After the beach, much of our vacation this year was spent alongside the estuaries of the Pamlico and the Neuse. Both empty into the broad Pamlico Sound that separates North Carolina from the islands of the Outer Banks.
It has been another unique look at this beautiful state we’re learning to love so much. The deep water and sheltered harbor of river estuaries appealed to the early settlers, and these places became critically important for the beginnings of the North Carolina we know today.
New Bern became the colonial capital (see Tryon Palace: a story of entitlement), and stands today as one of the most picturesque of North Carolina’s coastal towns.
So the photographs I’m sharing today come from New Bern, from Washington, and from Bath. Bath became our state’s first official town in Colonial times, and teetered on the brink of becoming strategic, important, and prosperous. But – for a variety of reasons – history passed them by.
Blackbeard and more:
If, like me, you think you had never heard of Bath before, you’ll realize that you actually do know about it if you’ve heard anything about Blackbeard (Edward Teach), the infamous pirate. Black Beard made Bath his home in response to an amnesty agreement, but was eventually killed on the Outer Banks when the British realized the pirate was simply taking advantage of good North Carolina hospitality.

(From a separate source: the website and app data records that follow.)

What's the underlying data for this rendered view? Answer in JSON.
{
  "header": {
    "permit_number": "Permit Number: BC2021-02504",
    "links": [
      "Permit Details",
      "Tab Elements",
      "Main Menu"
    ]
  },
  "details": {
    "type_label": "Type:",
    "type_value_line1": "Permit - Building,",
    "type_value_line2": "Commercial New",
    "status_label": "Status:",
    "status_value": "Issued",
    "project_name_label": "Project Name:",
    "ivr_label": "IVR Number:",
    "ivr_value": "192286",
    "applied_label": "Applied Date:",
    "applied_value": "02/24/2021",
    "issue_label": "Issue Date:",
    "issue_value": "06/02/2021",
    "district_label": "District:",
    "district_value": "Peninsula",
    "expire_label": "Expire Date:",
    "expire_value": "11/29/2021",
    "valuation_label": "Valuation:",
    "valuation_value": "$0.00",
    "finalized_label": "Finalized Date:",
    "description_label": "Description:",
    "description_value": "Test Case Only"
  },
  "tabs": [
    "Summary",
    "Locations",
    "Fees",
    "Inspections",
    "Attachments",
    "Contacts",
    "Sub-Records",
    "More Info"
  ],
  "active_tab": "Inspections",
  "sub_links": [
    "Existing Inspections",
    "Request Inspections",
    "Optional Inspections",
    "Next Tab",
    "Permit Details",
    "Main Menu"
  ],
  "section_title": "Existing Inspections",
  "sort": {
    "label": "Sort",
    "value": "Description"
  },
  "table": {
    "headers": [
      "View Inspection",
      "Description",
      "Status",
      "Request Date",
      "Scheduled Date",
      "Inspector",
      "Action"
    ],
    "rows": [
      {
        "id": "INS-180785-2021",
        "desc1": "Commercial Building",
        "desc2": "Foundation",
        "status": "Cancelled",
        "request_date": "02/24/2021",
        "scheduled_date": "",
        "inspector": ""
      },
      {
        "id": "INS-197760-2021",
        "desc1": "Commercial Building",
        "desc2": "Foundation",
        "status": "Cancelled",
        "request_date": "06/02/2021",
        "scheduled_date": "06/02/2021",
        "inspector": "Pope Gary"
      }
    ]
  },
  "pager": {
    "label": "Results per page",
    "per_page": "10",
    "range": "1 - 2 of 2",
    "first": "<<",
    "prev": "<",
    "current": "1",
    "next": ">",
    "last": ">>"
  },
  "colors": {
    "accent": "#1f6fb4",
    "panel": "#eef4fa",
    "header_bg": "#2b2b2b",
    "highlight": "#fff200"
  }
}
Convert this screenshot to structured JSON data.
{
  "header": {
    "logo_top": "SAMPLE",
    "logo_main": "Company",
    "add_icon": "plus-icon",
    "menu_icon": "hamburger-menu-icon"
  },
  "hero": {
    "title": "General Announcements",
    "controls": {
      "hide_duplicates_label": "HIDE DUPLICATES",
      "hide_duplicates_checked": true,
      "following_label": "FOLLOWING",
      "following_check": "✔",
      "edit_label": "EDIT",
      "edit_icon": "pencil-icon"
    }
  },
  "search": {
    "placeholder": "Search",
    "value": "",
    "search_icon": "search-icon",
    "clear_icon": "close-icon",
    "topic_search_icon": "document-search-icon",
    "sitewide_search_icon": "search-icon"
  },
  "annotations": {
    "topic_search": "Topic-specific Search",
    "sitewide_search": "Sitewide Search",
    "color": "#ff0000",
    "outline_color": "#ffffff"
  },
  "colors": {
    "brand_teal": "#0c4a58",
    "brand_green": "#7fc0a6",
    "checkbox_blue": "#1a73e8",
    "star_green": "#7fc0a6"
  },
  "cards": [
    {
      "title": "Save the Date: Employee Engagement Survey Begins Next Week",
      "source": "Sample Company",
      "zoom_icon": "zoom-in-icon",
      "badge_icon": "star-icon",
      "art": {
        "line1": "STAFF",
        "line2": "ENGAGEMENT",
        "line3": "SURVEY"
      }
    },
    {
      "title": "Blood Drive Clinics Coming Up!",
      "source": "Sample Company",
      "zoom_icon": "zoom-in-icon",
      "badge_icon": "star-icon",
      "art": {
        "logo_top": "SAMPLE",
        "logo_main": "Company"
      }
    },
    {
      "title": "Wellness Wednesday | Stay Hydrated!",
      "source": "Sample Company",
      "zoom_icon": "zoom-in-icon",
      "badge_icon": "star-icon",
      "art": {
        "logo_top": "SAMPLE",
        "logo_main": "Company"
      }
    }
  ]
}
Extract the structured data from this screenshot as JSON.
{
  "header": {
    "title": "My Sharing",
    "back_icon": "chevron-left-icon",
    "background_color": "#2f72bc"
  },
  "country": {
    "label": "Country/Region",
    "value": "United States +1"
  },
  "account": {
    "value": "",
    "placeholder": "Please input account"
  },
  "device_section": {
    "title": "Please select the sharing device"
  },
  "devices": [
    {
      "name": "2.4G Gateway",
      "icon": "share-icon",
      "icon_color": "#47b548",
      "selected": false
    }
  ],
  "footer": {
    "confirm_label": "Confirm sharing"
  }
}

Today Bath is a sleepy town with the state’s oldest extant church structure, an interesting story, some period homes, a picture perfect setting, and some wonderful fried oysters at the local diner.
It’s a worthwhile day trip, but it’s one you really have to take with an appreciation for history.
For us, it was another good stop along the riverside, and a journey just a little deeper into what makes North Carolina grow on us more and more each passing year.
Peace and blessings, always – DEREK